Lastly, a chair has meaning. Where the equation we hear about most is that form follows function, we know that it follows meaning, as well.
A throne is an expression and representation of power and authority. A farmer’s milking stool, while certainly designed for function, is somehow naturally expresses humility and simplicity. Think about the comforting touches on a rocking chair or the whimsy in the tasseled drapery of a hammock.
That recliner speaks to a kind of rugged individuality while the barstools at an elegant lounge may be designed for youthful vigor. In fact, the perfect bar stool is designed to feel stable enough to support a slightly tipsy sitter, delicate enough to allow for quick movements on and off the seat, and invisible enough to ensure that the sitter is the star of their own particular moment.
A Thomas Chippendale chair from England or a stately silhouette makes a French Louis XIV armchair a focal point wherever they are placed and a reflection of the owner’s status. By stark contrast, more modern chairs by Ray and Charles Eames, my favorite mid-century modern designers, explored new materials and manufacturing processes that led to completely new forms and new ways of seeing oneself as “modern.” The object signaled the owner’s attitude and philosophy toward cultural newness.
There are millions of chair designs that when well-designed tell stories about their place in history. At this moment, designers are challenged to produce new ideas for the chairs that tell the story of this time. For designers, difficulty is a catalyst for design so I feel certain that there are dozens, if not hundreds, of design prototypes underway to address the challenges of the seated position. So even as many designers are addressing the more acute complexities of this moment, designers should also feel empowered to go back to basics and design the next great chair for our times.
Personally, I’m looking forward the ruggedness of a barber’s chair, the spare utility of train seat, the hominess of a restaurant booth and the eagerness of a theater seat. Each one is designed — more or less perfectly — for its particular use. But I’m also crafting my own responses to this moment by sketching chairs and thinking about the possibilities for something we haven’t yet seen.

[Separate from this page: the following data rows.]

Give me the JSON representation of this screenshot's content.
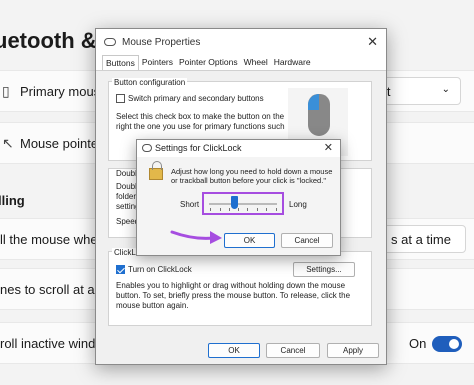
{
  "background": {
    "heading": "uetooth &",
    "rows": [
      {
        "label": "Primary mouse",
        "value": "eft"
      },
      {
        "label": "Mouse pointer s"
      },
      {
        "label": "ll the mouse wheel",
        "value": "s at a time"
      },
      {
        "label": "nes to scroll at a tim"
      },
      {
        "label": "roll inactive window",
        "value": "On"
      }
    ],
    "section": "lling"
  },
  "mouse_properties": {
    "title": "Mouse Properties",
    "close": "✕",
    "tabs": [
      "Buttons",
      "Pointers",
      "Pointer Options",
      "Wheel",
      "Hardware"
    ],
    "button_config": {
      "label": "Button configuration",
      "checkbox": "Switch primary and secondary buttons",
      "description": "Select this check box to make the button on the right the one you use for primary functions such as selecting and dragging."
    },
    "double_click": {
      "label": "Double",
      "lines": [
        "Double",
        "folder",
        "setting",
        "Speed"
      ]
    },
    "clicklock": {
      "label": "ClickLo",
      "checkbox": "Turn on ClickLock",
      "settings_button": "Settings...",
      "description": "Enables you to highlight or drag without holding down the mouse button. To set, briefly press the mouse button. To release, click the mouse button again."
    },
    "buttons": {
      "ok": "OK",
      "cancel": "Cancel",
      "apply": "Apply"
    }
  },
  "clicklock_dialog": {
    "title": "Settings for ClickLock",
    "close": "✕",
    "description": "Adjust how long you need to hold down a mouse or trackball button before your click is \"locked.\"",
    "short": "Short",
    "long": "Long",
    "slider_fraction": 0.38,
    "ok": "OK",
    "cancel": "Cancel"
  },
  "colors": {
    "accent": "#1f6fcf",
    "highlight": "#a64de0",
    "toggle": "#1f5ebc"
  }
}
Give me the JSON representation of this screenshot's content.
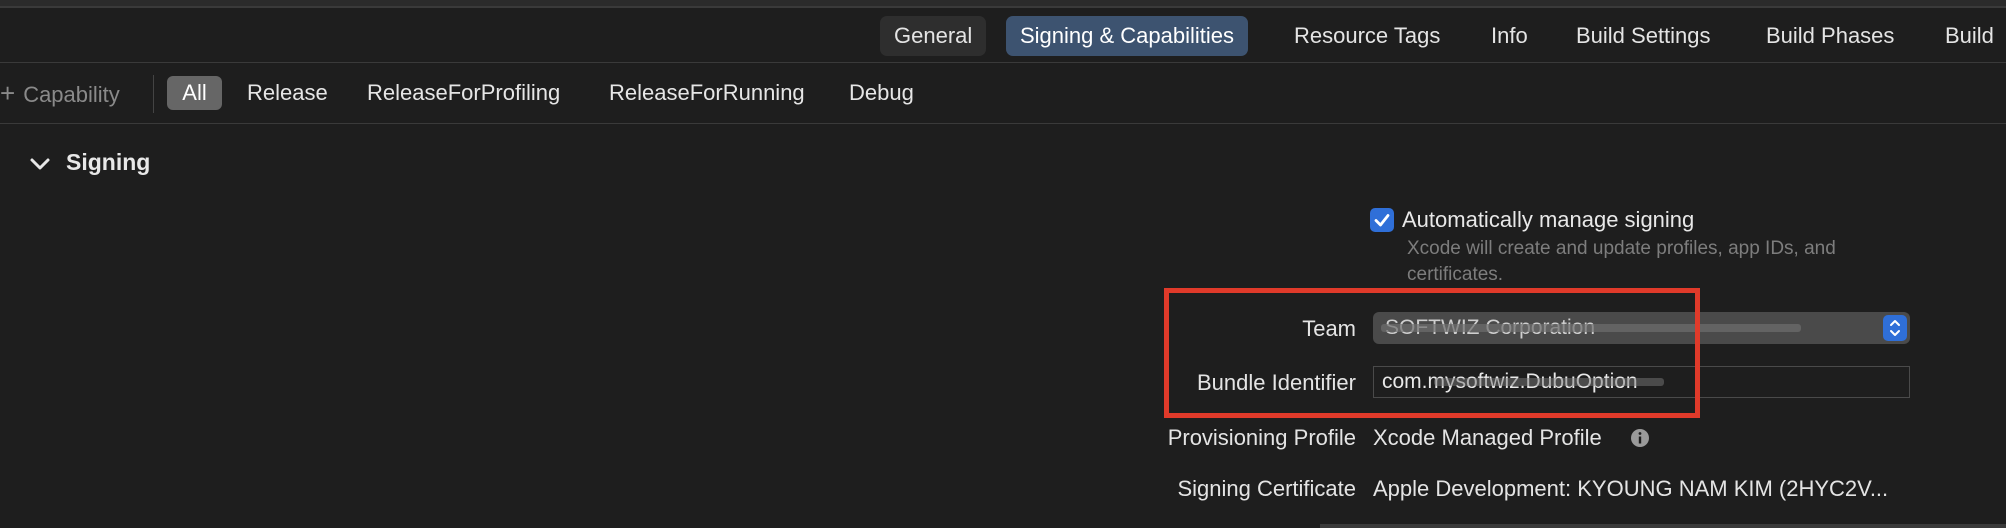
{
  "tabs": {
    "general": "General",
    "signing_capabilities": "Signing & Capabilities",
    "resource_tags": "Resource Tags",
    "info": "Info",
    "build_settings": "Build Settings",
    "build_phases": "Build Phases",
    "build_rules": "Build"
  },
  "filterbar": {
    "add_capability": "Capability",
    "configs": [
      "All",
      "Release",
      "ReleaseForProfiling",
      "ReleaseForRunning",
      "Debug"
    ],
    "selected": "All"
  },
  "signing": {
    "section_title": "Signing",
    "auto_manage_label": "Automatically manage signing",
    "auto_manage_checked": true,
    "auto_manage_desc": "Xcode will create and update profiles, app IDs, and certificates.",
    "team_label": "Team",
    "team_value": "SOFTWIZ Corporation",
    "bundle_label": "Bundle Identifier",
    "bundle_value": "com.mysoftwiz.DubuOption",
    "prov_label": "Provisioning Profile",
    "prov_value": "Xcode Managed Profile",
    "cert_label": "Signing Certificate",
    "cert_value": "Apple Development: KYOUNG NAM KIM (2HYC2V..."
  },
  "colors": {
    "accent": "#2f6fd8",
    "active_tab": "#3d5370",
    "highlight": "#e03a2a"
  },
  "icons": {
    "checkbox": "checkmark-icon",
    "chevron": "chevron-down-icon",
    "stepper": "up-down-chevron-icon",
    "info": "info-circle-icon",
    "plus": "plus-icon"
  }
}
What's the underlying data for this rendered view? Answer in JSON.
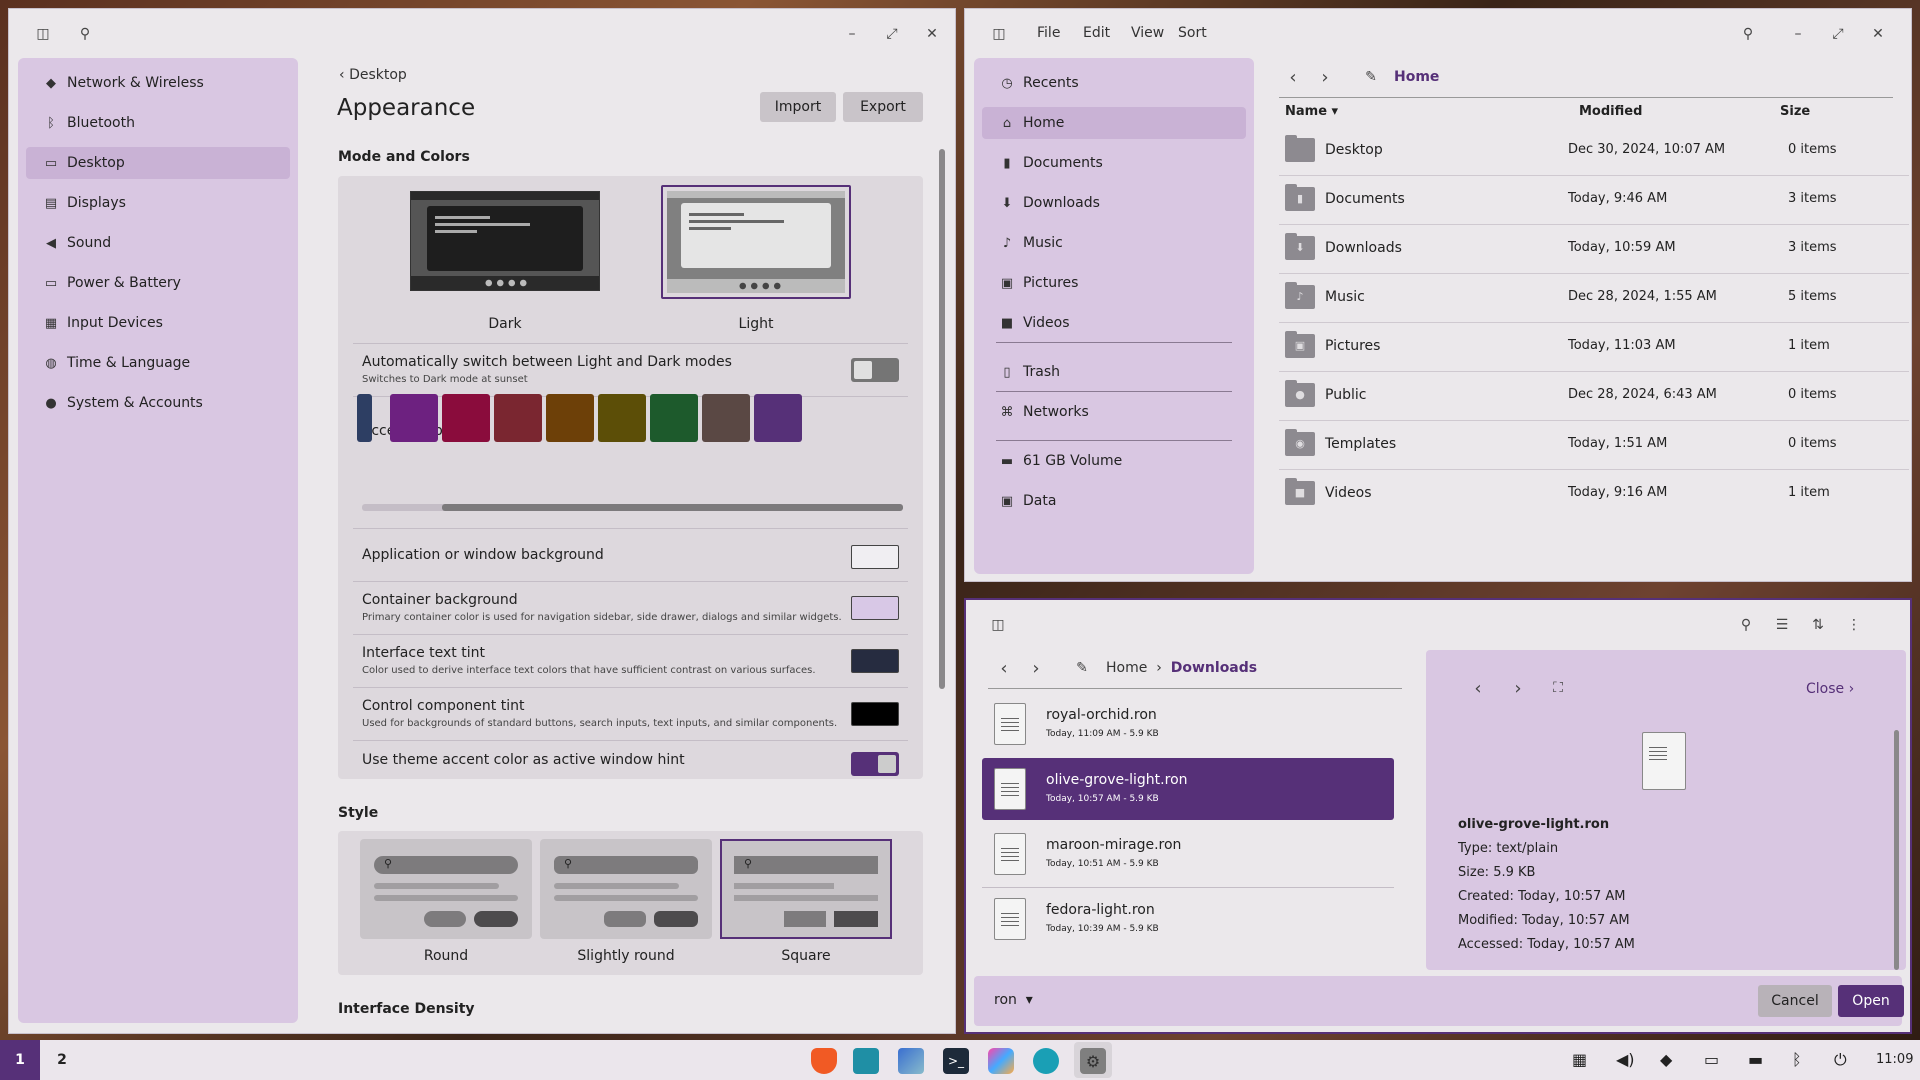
{
  "settings": {
    "sidebar": [
      {
        "label": "Network & Wireless",
        "icon": "wifi-icon",
        "glyph": "◆"
      },
      {
        "label": "Bluetooth",
        "icon": "bluetooth-icon",
        "glyph": "ᛒ"
      },
      {
        "label": "Desktop",
        "icon": "desktop-icon",
        "glyph": "▭",
        "active": true
      },
      {
        "label": "Displays",
        "icon": "display-icon",
        "glyph": "▤"
      },
      {
        "label": "Sound",
        "icon": "speaker-icon",
        "glyph": "◀"
      },
      {
        "label": "Power & Battery",
        "icon": "battery-icon",
        "glyph": "▭"
      },
      {
        "label": "Input Devices",
        "icon": "keyboard-icon",
        "glyph": "▦"
      },
      {
        "label": "Time & Language",
        "icon": "globe-icon",
        "glyph": "◍"
      },
      {
        "label": "System & Accounts",
        "icon": "users-icon",
        "glyph": "●"
      }
    ],
    "breadcrumb": "Desktop",
    "title": "Appearance",
    "import": "Import",
    "export": "Export",
    "mode_heading": "Mode and Colors",
    "dark": "Dark",
    "light": "Light",
    "auto_title": "Automatically switch between Light and Dark modes",
    "auto_sub": "Switches to Dark mode at sunset",
    "accent_label": "Accent color",
    "accents": [
      "#2d3e63",
      "#6d2180",
      "#8a0c3c",
      "#7a2630",
      "#6d4008",
      "#5c4e07",
      "#1d5a2c",
      "#5a4844",
      "#563078"
    ],
    "bg_title": "Application or window background",
    "bg_color": "#f0eef2",
    "container_title": "Container background",
    "container_sub": "Primary container color is used for navigation sidebar, side drawer, dialogs and similar widgets.",
    "container_color": "#d8c8e6",
    "text_tint_title": "Interface text tint",
    "text_tint_sub": "Color used to derive interface text colors that have sufficient contrast on various surfaces.",
    "text_tint_color": "#262c40",
    "control_title": "Control component tint",
    "control_sub": "Used for backgrounds of standard buttons, search inputs, text inputs, and similar components.",
    "control_color": "#000000",
    "hint_title": "Use theme accent color as active window hint",
    "style_heading": "Style",
    "style_round": "Round",
    "style_slightly": "Slightly round",
    "style_square": "Square",
    "density_heading": "Interface Density"
  },
  "files": {
    "menu": [
      "File",
      "Edit",
      "View",
      "Sort"
    ],
    "places": [
      {
        "label": "Recents",
        "icon": "clock-icon",
        "glyph": "◷"
      },
      {
        "label": "Home",
        "icon": "home-icon",
        "glyph": "⌂",
        "active": true
      },
      {
        "label": "Documents",
        "icon": "document-icon",
        "glyph": "▮"
      },
      {
        "label": "Downloads",
        "icon": "download-icon",
        "glyph": "⬇"
      },
      {
        "label": "Music",
        "icon": "music-icon",
        "glyph": "♪"
      },
      {
        "label": "Pictures",
        "icon": "image-icon",
        "glyph": "▣"
      },
      {
        "label": "Videos",
        "icon": "video-icon",
        "glyph": "■"
      },
      {
        "label": "Trash",
        "icon": "trash-icon",
        "glyph": "▯"
      },
      {
        "label": "Networks",
        "icon": "network-icon",
        "glyph": "⌘"
      },
      {
        "label": "61 GB Volume",
        "icon": "drive-icon",
        "glyph": "▬"
      },
      {
        "label": "Data",
        "icon": "disk-icon",
        "glyph": "▣"
      }
    ],
    "location": "Home",
    "col_name": "Name",
    "col_modified": "Modified",
    "col_size": "Size",
    "rows": [
      {
        "name": "Desktop",
        "modified": "Dec 30, 2024, 10:07 AM",
        "size": "0 items",
        "glyph": ""
      },
      {
        "name": "Documents",
        "modified": "Today, 9:46 AM",
        "size": "3 items",
        "glyph": "▮"
      },
      {
        "name": "Downloads",
        "modified": "Today, 10:59 AM",
        "size": "3 items",
        "glyph": "⬇"
      },
      {
        "name": "Music",
        "modified": "Dec 28, 2024, 1:55 AM",
        "size": "5 items",
        "glyph": "♪"
      },
      {
        "name": "Pictures",
        "modified": "Today, 11:03 AM",
        "size": "1 item",
        "glyph": "▣"
      },
      {
        "name": "Public",
        "modified": "Dec 28, 2024, 6:43 AM",
        "size": "0 items",
        "glyph": "●"
      },
      {
        "name": "Templates",
        "modified": "Today, 1:51 AM",
        "size": "0 items",
        "glyph": "◉"
      },
      {
        "name": "Videos",
        "modified": "Today, 9:16 AM",
        "size": "1 item",
        "glyph": "■"
      }
    ]
  },
  "dialog": {
    "crumb_home": "Home",
    "crumb_current": "Downloads",
    "items": [
      {
        "name": "royal-orchid.ron",
        "meta": "Today, 11:09 AM - 5.9 KB"
      },
      {
        "name": "olive-grove-light.ron",
        "meta": "Today, 10:57 AM - 5.9 KB",
        "selected": true
      },
      {
        "name": "maroon-mirage.ron",
        "meta": "Today, 10:51 AM - 5.9 KB"
      },
      {
        "name": "fedora-light.ron",
        "meta": "Today, 10:39 AM - 5.9 KB"
      }
    ],
    "close": "Close",
    "preview_name": "olive-grove-light.ron",
    "preview_type": "Type: text/plain",
    "preview_size": "Size: 5.9 KB",
    "preview_created": "Created: Today, 10:57 AM",
    "preview_modified": "Modified: Today, 10:57 AM",
    "preview_accessed": "Accessed: Today, 10:57 AM",
    "filter": "ron",
    "cancel": "Cancel",
    "open": "Open"
  },
  "taskbar": {
    "ws1": "1",
    "ws2": "2",
    "clock": "11:09"
  }
}
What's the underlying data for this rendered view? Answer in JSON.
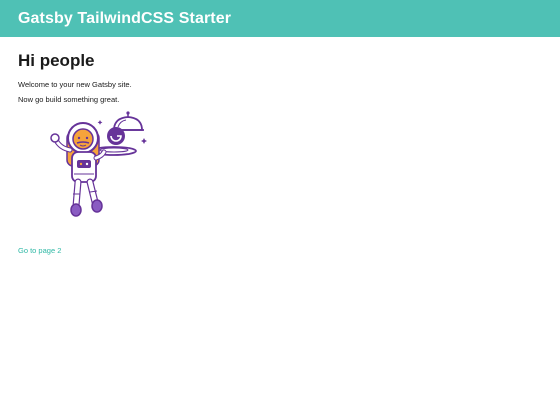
{
  "header": {
    "title": "Gatsby TailwindCSS Starter"
  },
  "main": {
    "heading": "Hi people",
    "paragraphs": [
      "Welcome to your new Gatsby site.",
      "Now go build something great."
    ],
    "link": "Go to page 2"
  },
  "illustration": {
    "icon": "astronaut-waiter-icon"
  },
  "colors": {
    "header_bg": "#4fc1b5",
    "link": "#2eb8a5",
    "purple": "#663399",
    "orange": "#f6a33b"
  }
}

I’m sure it will tell the story of this time. I hope that it will allow sitters to feel comfortable and comforted in this time. That they will reflect the functional demands and aesthetic possibilities of this moment. I’m sure the story our new chairs tell will reflect this moment in our lives, as we spend long days at home making new stories for our time.